Matthew Davies, from the Department of International Relations in the ANU College of Asia and the Pacific, has recently weighed into the debate about international responses to politics in Burma. In his piece titled “Non-intervention the mother of reinvention in Burma” Davies argues:
The brutal truth is that there is nothing that guarantees the continued reform of Burma. ASEAN offers a way to engage the Burmese leadership and society in non-threatening discussions about rights in a forum where sovereign equality and non-intervention remain paramount. There will be no single case in front of the ASEAN rights Commission that sees Burma forced to democratise further, but given the nature of the Burmese government it is doubtful that such ostensible external interference would do anything but antagonise a government that has repeatedly proven a willingness to embrace isolation when under pressure. Given that there is scant evidence that US and EU sanctions achieved anything substantive, the soft approach ASEAN has always preferred is an intriguing alternative. The gradualism of ASEAN is often used as ammunition against it, but given the current Burmese situation, it also offers a unique opportunity to protect and nurture the green shoots of reform so long hoped for.

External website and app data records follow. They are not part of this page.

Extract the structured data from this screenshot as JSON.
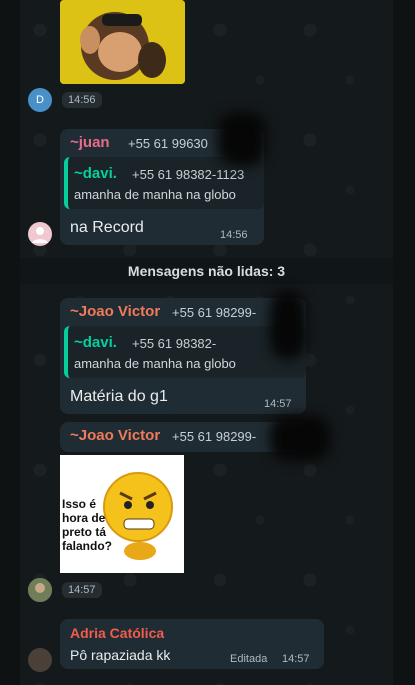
{
  "messages": {
    "m1": {
      "time": "14:56",
      "avatar_letter": "D"
    },
    "m2": {
      "sender": "~juan",
      "phone": "+55 61 99630",
      "quote": {
        "name": "~davi.",
        "phone": "+55 61 98382-1123",
        "text": "amanha de manha na globo"
      },
      "text": "na Record",
      "time": "14:56"
    },
    "unread": "Mensagens não lidas: 3",
    "m3": {
      "sender": "~Joao Victor",
      "phone": "+55 61 98299-",
      "quote": {
        "name": "~davi.",
        "phone": "+55 61 98382-",
        "text": "amanha de manha na globo"
      },
      "text": "Matéria do g1",
      "time": "14:57"
    },
    "m4": {
      "sender": "~Joao Victor",
      "phone": "+55 61 98299-",
      "sticker_text": "Isso é hora de preto tá falando?",
      "time": "14:57"
    },
    "m5": {
      "sender": "Adria Católica",
      "text": "Pô rapaziada kk",
      "edited": "Editada",
      "time": "14:57"
    }
  },
  "colors": {
    "juan": "#e86c8a",
    "joao": "#f07a5a",
    "quote": "#06cf9c",
    "adria": "#f15c4d",
    "bubble": "#202c33"
  }
}
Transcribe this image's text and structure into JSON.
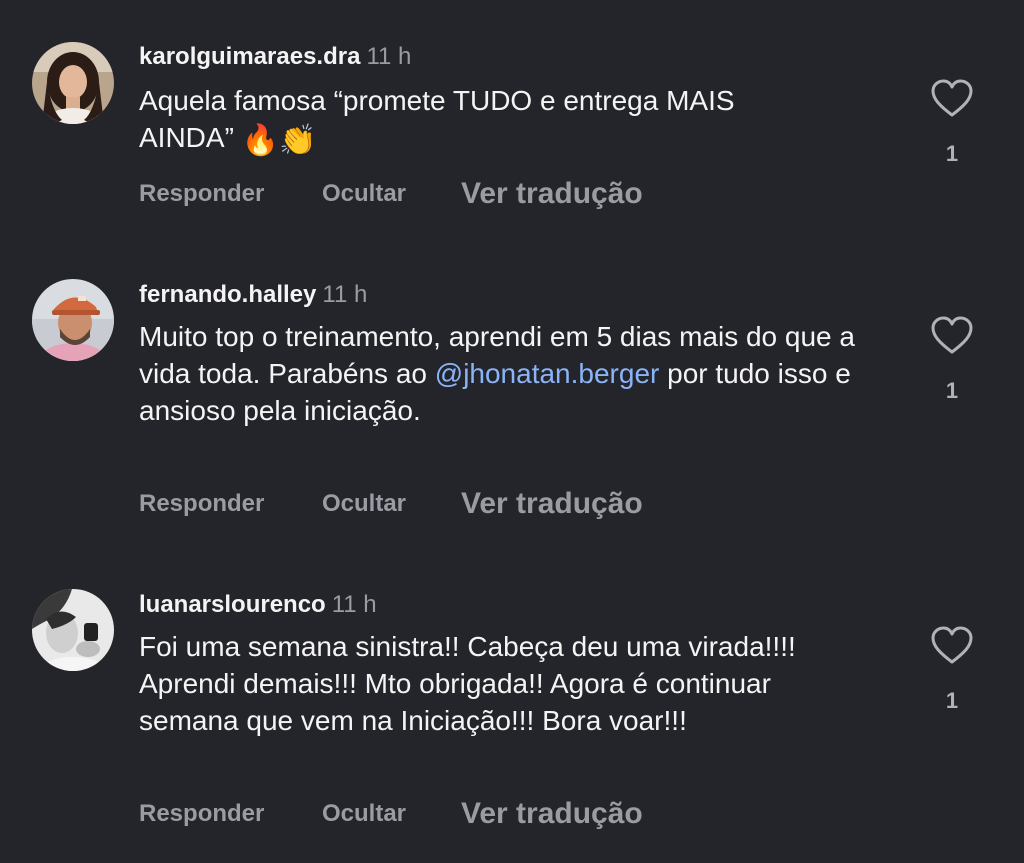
{
  "comments": [
    {
      "username": "karolguimaraes.dra",
      "time": "11 h",
      "text_line1": "Aquela famosa “promete TUDO e entrega MAIS",
      "text_line2": "AINDA”",
      "emojis": "🔥👏",
      "like_count": "1",
      "reply_label": "Responder",
      "hide_label": "Ocultar",
      "translate_label": "Ver tradução",
      "avatar_icon": "profile-photo-woman"
    },
    {
      "username": "fernando.halley",
      "time": "11 h",
      "text_before_mention": "Muito top o treinamento, aprendi em 5 dias mais do que a vida toda. Parabéns ao",
      "mention": "@jhonatan.berger",
      "text_after_mention": "por tudo isso e ansioso pela iniciação.",
      "like_count": "1",
      "reply_label": "Responder",
      "hide_label": "Ocultar",
      "translate_label": "Ver tradução",
      "avatar_icon": "profile-photo-man-cap"
    },
    {
      "username": "luanarslourenco",
      "time": "11 h",
      "text": "Foi uma semana sinistra!! Cabeça deu uma virada!!!! Aprendi demais!!! Mto obrigada!! Agora é continuar semana que vem na Iniciação!!! Bora voar!!!",
      "like_count": "1",
      "reply_label": "Responder",
      "hide_label": "Ocultar",
      "translate_label": "Ver tradução",
      "avatar_icon": "profile-photo-bw"
    }
  ],
  "colors": {
    "background": "#24252a",
    "primary_text": "#f4f4f5",
    "secondary_text": "#9a9ca3",
    "mention": "#8ab4f8"
  },
  "icons": {
    "like": "heart-outline-icon"
  }
}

I expect in the years ahead that this argument will be made repeatedly, especially in ASEAN capitals. I anticipate that many regional statesmen will feel vindicated for their Burma policy decisions over the past two decades. Many will be quietly chuffed that they can claim to have read the situation with more accuracy than others. Their optimistic embrace of Burma’s generals was often criticised. Some will now point to their own regional awareness as an alternative to the hectoring that has, on occasion, emanated from Washington, London or Canberra.